“Science advice for policymaking is in high demand and in urgent need. In today’s world of ‘fake news’, it is vital that we review the best available evidence and communicate it clearly to policymakers and the public. Where the science is uncertain, we must assess and explain those uncertainties, ambiguities and tensions. We live in democracies, where public scrutiny and accountability of both scientists and policymakers are inevitable and even desirable.”
The report highlights a number of key conclusions by the SAPEA working group:
- Science is one of many sources of knowledge that inform policy. Its unique strength is that it is based on rigorous enquiry, continuous analysis and debate, providing a set of evidence that can be respected as valid, relevant and reliable.
- Science advice supports effective policymaking by providing the best available knowledge, which can then be used to understand a specific problem, generate and evaluate policy options and monitor results of policy implementation. It also provides meaning to the discussion around critical topics within society. The advice works best when it is guided by the ideal of co-creation of knowledge and policy options between scientists and policymakers.
- The relationship between science advisers and policymakers relies on building mutual trust, where both scientists and policymakers are honest about their values and goals.
- Scientific knowledge should always inform societal debate and decision-making. Citizens often have their own experiences of the policy issue under consideration and should be included in the ongoing process of deliberation between scientists, policymakers and the public.
Professor Sierd Cloetingh, Chair of the SAPEA Board, added:

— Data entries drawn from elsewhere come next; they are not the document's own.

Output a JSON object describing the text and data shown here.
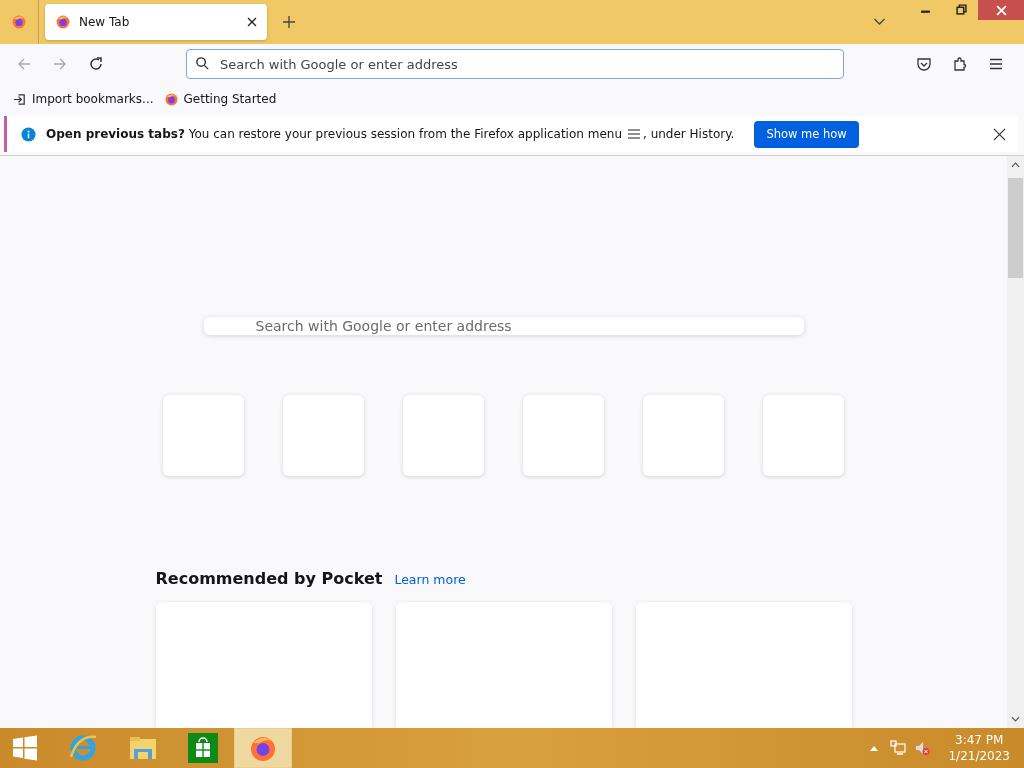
{
  "tabs": [
    {
      "title": "New Tab",
      "selected": true
    }
  ],
  "address_bar": {
    "placeholder": "Search with Google or enter address"
  },
  "bookmarks": [
    {
      "kind": "import",
      "label": "Import bookmarks..."
    },
    {
      "kind": "firefox",
      "label": "Getting Started"
    }
  ],
  "notification": {
    "message": "**Open previous tabs?** You can restore your previous session from the Firefox application menu",
    "message_end": ", under History.",
    "button": "Show me how"
  },
  "new_tab": {
    "search_placeholder": "Search with Google or enter address",
    "pocket_title": "Recommended by Pocket",
    "pocket_link": "Learn more"
  },
  "taskbar": {
    "apps": [
      {
        "kind": "ie",
        "selected": false
      },
      {
        "kind": "explorer",
        "selected": false
      },
      {
        "kind": "store",
        "selected": false
      },
      {
        "kind": "firefox",
        "selected": true
      }
    ],
    "time": "3:47 PM",
    "date": "1/21/2023"
  }
}
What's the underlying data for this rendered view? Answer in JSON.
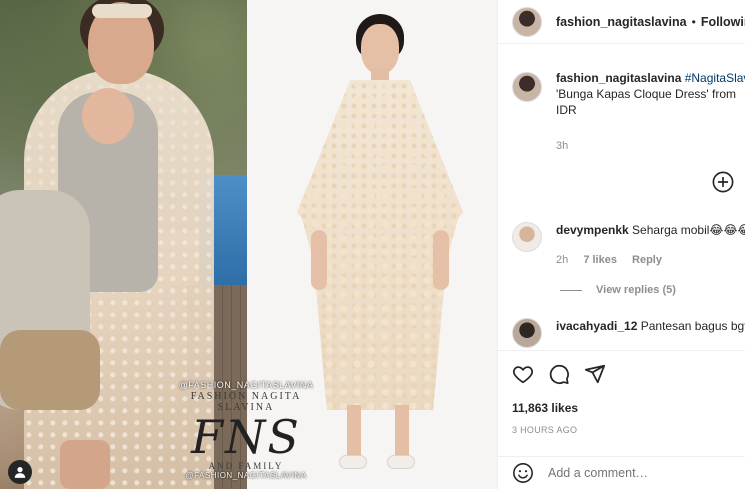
{
  "watermark": {
    "handle_top": "@FASHION_NAGITASLAVINA",
    "name": "FASHION NAGITA SLAVINA",
    "logo": "FNS",
    "sub": "AND FAMILY",
    "handle_bottom": "@FASHION_NAGITASLAVINA"
  },
  "header": {
    "username": "fashion_nagitaslavina",
    "separator": "•",
    "follow_label": "Following"
  },
  "caption": {
    "username": "fashion_nagitaslavina",
    "hashtag": "#NagitaSlavina",
    "line2": "'Bunga Kapas Cloque Dress' from",
    "line3": "IDR",
    "time": "3h"
  },
  "comments": [
    {
      "username": "devympenkk",
      "text": "Seharga mobil😂😂😂",
      "time": "2h",
      "likes": "7 likes",
      "reply": "Reply"
    },
    {
      "username": "ivacahyadi_12",
      "text": "Pantesan bagus bgt"
    }
  ],
  "view_replies": "View replies (5)",
  "likes": "11,863 likes",
  "posted_ago": "3 HOURS AGO",
  "add_comment_placeholder": "Add a comment…",
  "icons": [
    "user-tag-icon",
    "add-circle-icon",
    "heart-icon",
    "comment-icon",
    "share-icon",
    "emoji-icon"
  ],
  "colors": {
    "hashtag": "#00376b",
    "muted": "#8e8e8e",
    "text": "#262626"
  }
}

“How we provide good science advice to European Commission policymakers is a vital question that sits at the core of SAPEA’s mission. This report is a fundamental contribution to the future development of science advice and is based on the multidisciplinary expertise of a group of first-class scientists, all with practical experience of the world of science advice”.
SAPEA (Science Advice for Policy by European Academies) brings together outstanding expertise in engineering, humanities, medicine, natural and social sciences from over 100 academies, young academies and learned societies across Europe.
SAPEA is part of the European Commission’s Scientific Advice Mechanism. Together with the Group of Chief Scientific Advisors, we provide independent scientific advice to European Commissioners to support their decision-making. We also work to strengthen connections between Europe’s academies and Academy Networks, and to stimulate debate in Europe about the role of evidence in policymaking.
SAPEA is funded by grant 737432 from the European Union’s Horizon 2020 programme.
European Commission Scientific Advice Mechanism: The Scientific Advice Mechanism Group of Chief Scientific Advisors was established on 16 October 2015 to support the Commission with high quality, timely and independent scientific advice for its policy-making activities. The Scientific Advisors are seven independent eminent scientists, appointed in their personal capacity. The Group draws on a wide range of scientific expertise, among others through a close relationship with European and national academies (through the Scientific Advice to Policy by European Academies – SAPEA – project, funded through Horizon 2020, the EU’s research and innovation programme). Through their scientific advice, the Scientific Advisors contribute to the quality of EU legislation and complement the existing science advisory structures of the Commission, which include the Joint Research Centre (JRC), the European Agencies as well as specialised expert groups. https://ec.europa.eu/research/sam
Working Group members: SAPEA selected working group members across a range of disciplines to contribute to the Evidence Review Report. The group was chaired by Professor Ortwin Renn.
A full list of Working Group members is available at www.sapea.info/masos.